For spring break, we planned a crazy circuitous route around Ireland. We started by driving to Holyhead, Wales to board a ferry that would take us to the port in Dublin. I’ve never been aboard a ferry before, but because the trip is a little over three hours, the ship is more of a mini-cruise ship. Two floors were dedicated to entertaining guests with a place to eat, a bar, a duty-free shop, and a small cinema, giving something for everyone in the family. We took the eight a.m. ferry and were in Dublin just after noon. While we travelled, we ate breakfast, my son watched a movie in the cinema, and the rest of us alternated between walking on the deck and working/homework.
Once in Dublin, we met the rest of our travelling party at Jervis shopping centre, checked into the flats where we would be staying, and a large part of our party went to the Jameson distillery for a tour while I stayed with the children. (I’m trying to get my husband to write a guest post for the tours he took that I didn’t.)
The next morning, we walked to Trinity College to see the Book of Kells and the Long Room. The Book of Kells is an illuminated manuscript made in the 9th century and details the four Gospels containing the life of Jesus.
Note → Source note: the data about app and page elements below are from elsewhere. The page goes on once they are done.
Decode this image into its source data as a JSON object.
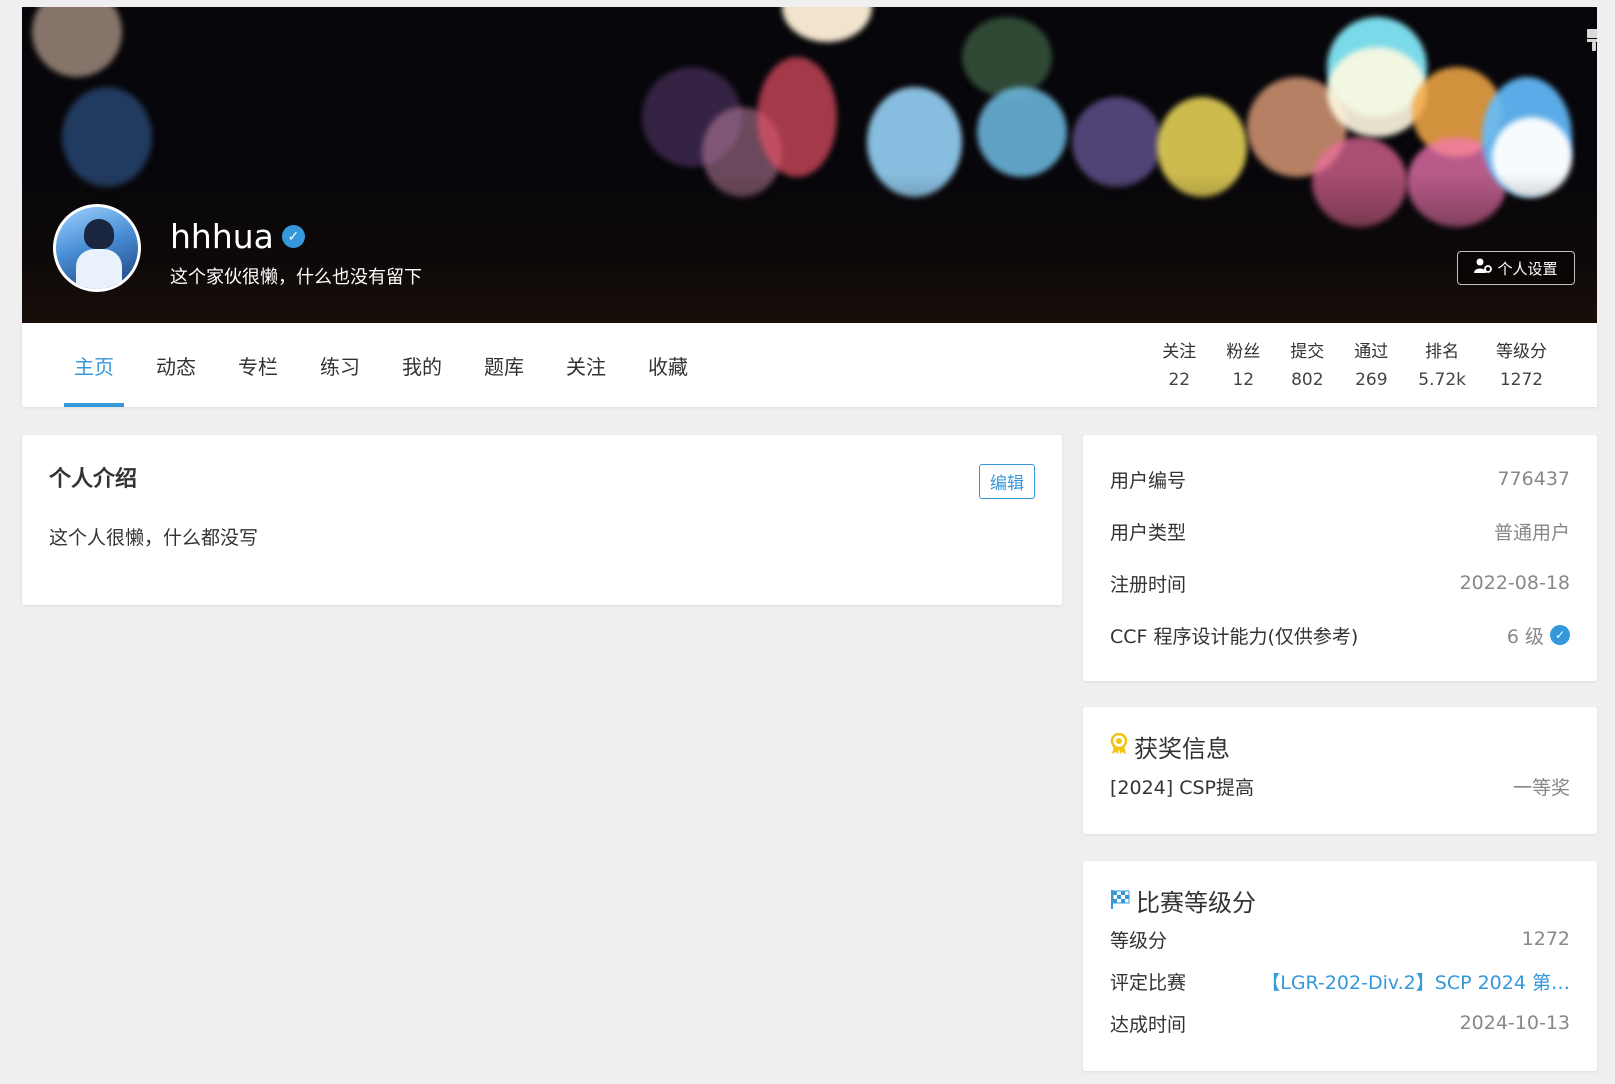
{
  "profile": {
    "username": "hhhua",
    "bio": "这个家伙很懒，什么也没有留下",
    "settings_label": "个人设置"
  },
  "nav": {
    "tabs": [
      "主页",
      "动态",
      "专栏",
      "练习",
      "我的",
      "题库",
      "关注",
      "收藏"
    ],
    "active_tab": "主页"
  },
  "stats": [
    {
      "label": "关注",
      "value": "22"
    },
    {
      "label": "粉丝",
      "value": "12"
    },
    {
      "label": "提交",
      "value": "802"
    },
    {
      "label": "通过",
      "value": "269"
    },
    {
      "label": "排名",
      "value": "5.72k"
    },
    {
      "label": "等级分",
      "value": "1272"
    }
  ],
  "intro": {
    "title": "个人介绍",
    "edit_label": "编辑",
    "text": "这个人很懒，什么都没写"
  },
  "info": [
    {
      "key": "用户编号",
      "value": "776437"
    },
    {
      "key": "用户类型",
      "value": "普通用户"
    },
    {
      "key": "注册时间",
      "value": "2022-08-18"
    },
    {
      "key": "CCF 程序设计能力(仅供参考)",
      "value": "6 级"
    }
  ],
  "awards": {
    "title": "获奖信息",
    "items": [
      {
        "name": "[2024] CSP提高",
        "level": "一等奖"
      }
    ]
  },
  "contest": {
    "title": "比赛等级分",
    "rating_label": "等级分",
    "rating_value": "1272",
    "contest_label": "评定比赛",
    "contest_value": "【LGR-202-Div.2】SCP 2024 第…",
    "date_label": "达成时间",
    "date_value": "2024-10-13"
  },
  "colors": {
    "accent": "#3498db",
    "background": "#efefef",
    "award_icon": "#f1c40f"
  }
}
It is displayed along with other artefacts and very interesting, though you can’t take photos of the book. You can take photos in the old library long room, which is gorgeous and it’s nice to just sit and take in the surroundings.
I definitely recommend purchasing your tickets ahead of your visit. We purchased ours online, which kept us out of the queue, but we still had a thirty minute wait until our show time. The manuscript was interesting and I loved the Long Room. I even found a Jane Austen link!
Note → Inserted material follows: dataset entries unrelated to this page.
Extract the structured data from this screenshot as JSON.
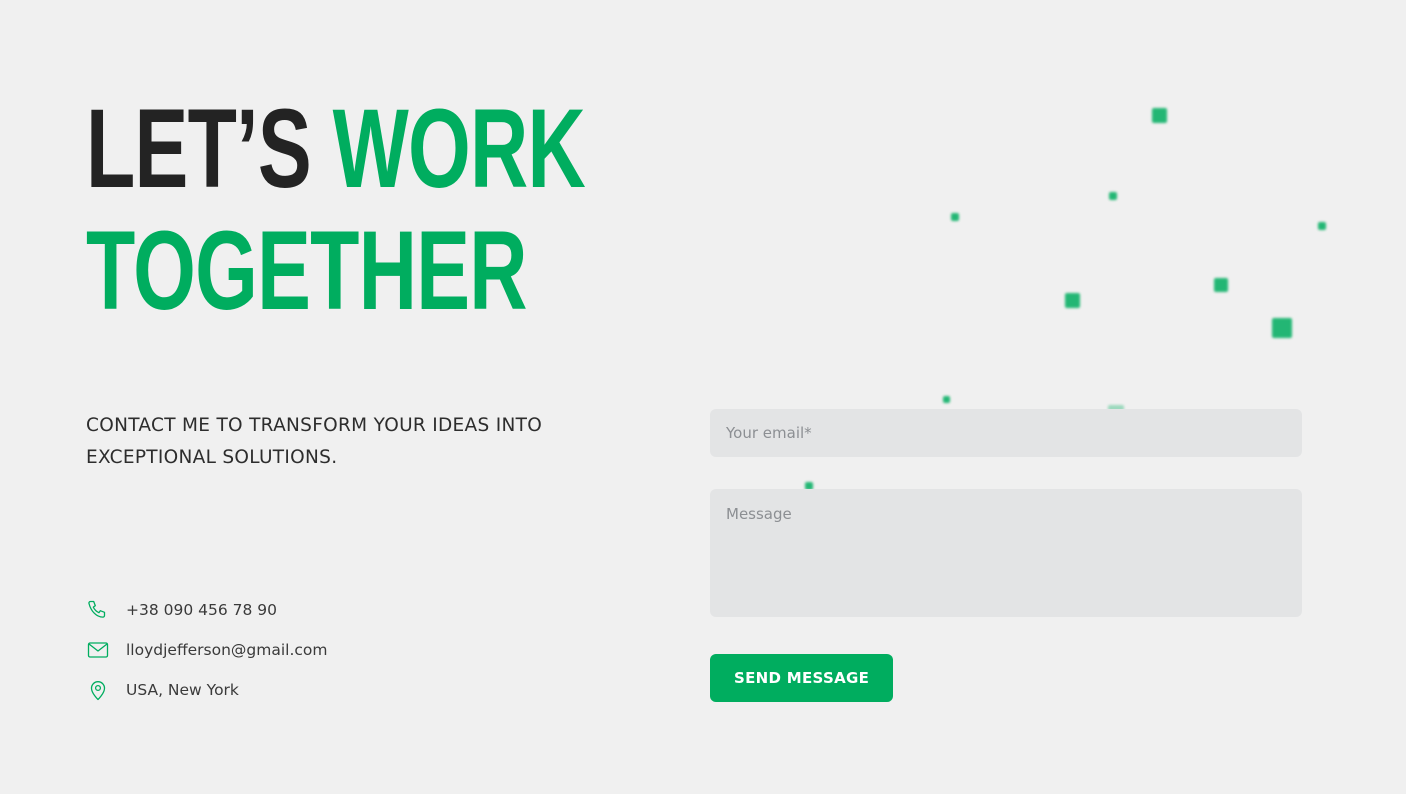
{
  "heading": {
    "part1": "LET’S",
    "part2": "WORK",
    "part3": "TOGETHER"
  },
  "subtitle": "CONTACT ME TO TRANSFORM YOUR IDEAS INTO EXCEPTIONAL SOLUTIONS.",
  "contacts": [
    {
      "icon": "phone-icon",
      "text": "+38 090 456 78 90"
    },
    {
      "icon": "mail-icon",
      "text": "lloydjefferson@gmail.com"
    },
    {
      "icon": "location-pin-icon",
      "text": "USA, New York"
    }
  ],
  "form": {
    "email_placeholder": "Your email*",
    "email_value": "",
    "message_placeholder": "Message",
    "message_value": "",
    "submit_label": "SEND MESSAGE"
  },
  "colors": {
    "accent": "#00ad5f",
    "background": "#f0f0f0",
    "field_background": "#e3e4e5",
    "heading_dark": "#232323"
  }
}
After Trinity College, we toured Christ Church Cathedral. Where the church sits began as a site of worship in 1028, and in 1108, the previous wooden structure was replaced with a stone building that was added to over time until it is what it is now.
Christ Church Cathedral also has the largest crypt in the UK and Ireland. Visitors can walk around inside the crypt and there are also a number of exhibits down there. It’s said that at one time part of the blanket from the manger was stored down there.
After, we walked down to St. Patrick’s Cathedral. History says St. Patrick baptised people on the site, which became a church in 890. The first cathedral was built between 1191 and 1212 and the current cathedral was built between 1220 and 1260. Like most large cathedrals, the original structure was added to over the years until it became what it is today.
The inside of both cathedrals was amazing and definitely worth seeing! We walked and took pictures until we didn’t know what to take pictures of anymore. After we ate dinner and returned to the flat to get some sleep for the next day.
Next up! Day 2 of Dublin!